My cousin in New Jersey, prompted I gather from all of our exchanges about her daughter’s writings, emailed me that she had the other day bought ALL of my novels.
Simply having a story to tell is not enough.
So much for “privacy,” and “controlling” and “protecting” your personal data, eh?
The holiday happiness all around me was not making me happier; it was getting on my nerves. I’m unhappy with certain other extended “family” so-called relationships as well. Other life issues are also frustrating me. It all became an angry jumble, bubbling under my surface as the day wore on. I was “overheating.”

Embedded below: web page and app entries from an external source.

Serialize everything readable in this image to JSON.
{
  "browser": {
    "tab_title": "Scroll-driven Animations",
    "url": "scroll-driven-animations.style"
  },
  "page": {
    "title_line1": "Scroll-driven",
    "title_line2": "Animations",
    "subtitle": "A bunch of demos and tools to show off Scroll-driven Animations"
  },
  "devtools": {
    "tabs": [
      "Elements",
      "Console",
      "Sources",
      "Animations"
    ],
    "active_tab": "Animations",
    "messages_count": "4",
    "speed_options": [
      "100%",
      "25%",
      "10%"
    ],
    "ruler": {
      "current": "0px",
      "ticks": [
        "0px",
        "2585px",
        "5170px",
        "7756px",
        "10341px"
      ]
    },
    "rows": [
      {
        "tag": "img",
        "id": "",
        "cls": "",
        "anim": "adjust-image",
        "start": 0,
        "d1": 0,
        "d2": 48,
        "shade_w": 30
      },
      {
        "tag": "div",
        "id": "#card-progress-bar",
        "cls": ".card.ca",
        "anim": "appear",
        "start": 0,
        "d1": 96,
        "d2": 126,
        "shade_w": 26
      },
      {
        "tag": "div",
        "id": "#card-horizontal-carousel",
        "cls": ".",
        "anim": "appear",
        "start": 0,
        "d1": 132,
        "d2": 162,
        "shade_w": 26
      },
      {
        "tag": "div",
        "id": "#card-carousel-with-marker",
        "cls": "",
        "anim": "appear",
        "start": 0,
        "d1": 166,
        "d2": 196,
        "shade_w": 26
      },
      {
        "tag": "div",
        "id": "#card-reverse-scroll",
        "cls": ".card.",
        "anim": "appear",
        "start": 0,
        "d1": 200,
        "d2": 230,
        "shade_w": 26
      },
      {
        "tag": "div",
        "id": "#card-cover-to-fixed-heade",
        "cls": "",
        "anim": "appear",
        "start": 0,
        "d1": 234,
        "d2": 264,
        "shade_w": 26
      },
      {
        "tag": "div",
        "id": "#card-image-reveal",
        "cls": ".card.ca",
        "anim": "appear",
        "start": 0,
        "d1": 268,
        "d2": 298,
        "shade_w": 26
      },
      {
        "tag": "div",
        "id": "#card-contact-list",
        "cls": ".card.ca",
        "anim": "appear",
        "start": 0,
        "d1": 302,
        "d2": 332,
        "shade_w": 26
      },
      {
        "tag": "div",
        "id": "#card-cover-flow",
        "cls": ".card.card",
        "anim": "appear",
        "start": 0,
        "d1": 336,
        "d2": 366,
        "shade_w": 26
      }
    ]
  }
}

Over the previous three years, I had also fictionalized her in three novels, the last being that one above. In them I included reconstructions of various real-life interactions and even disagreements between us from back when I was in my 20s and young 30s. She never knew I had sneakily done that.
I’ve been deliberately reserved especially towards younger members of the family. The reason for that is simple: aside from the first book of that trilogy, Passports, which is probably the closest I’ve come to writing what might be termed borderline “young adult,” my novels are not really meant for “under-18s.”
My grandmother is long gone. My mother is now too. My dad remains – and I know I shall miss him terribly whenever he too is gone.
I had thought I was writing with them still to be around for years to come. Abruptly we had the rug pulled out from under all of us. Suddenly those novels had become, in a way, in my mind, literary tributes.
Whatever else I do or write, those first three novels will always mean so much to me. They are where I began. You would not be here if it weren’t for them.
When I see authors on social media moaning over how their family doesn’t want read their books, I find I can only smile.
Within the guise of a lighthearted, self-interview, I explained what initially caused me in 2012 to decide to write my first novel.
People do die of broken hearts, the counselor added…
My mom died on October 26, 2015.
October 12, 2015: A black day I’ll never forget.
It’s another Sunday here in Hertfordshire, England. We went to church last night. As we left, this post began to come to my mind. I’ve never been what my late mother used […]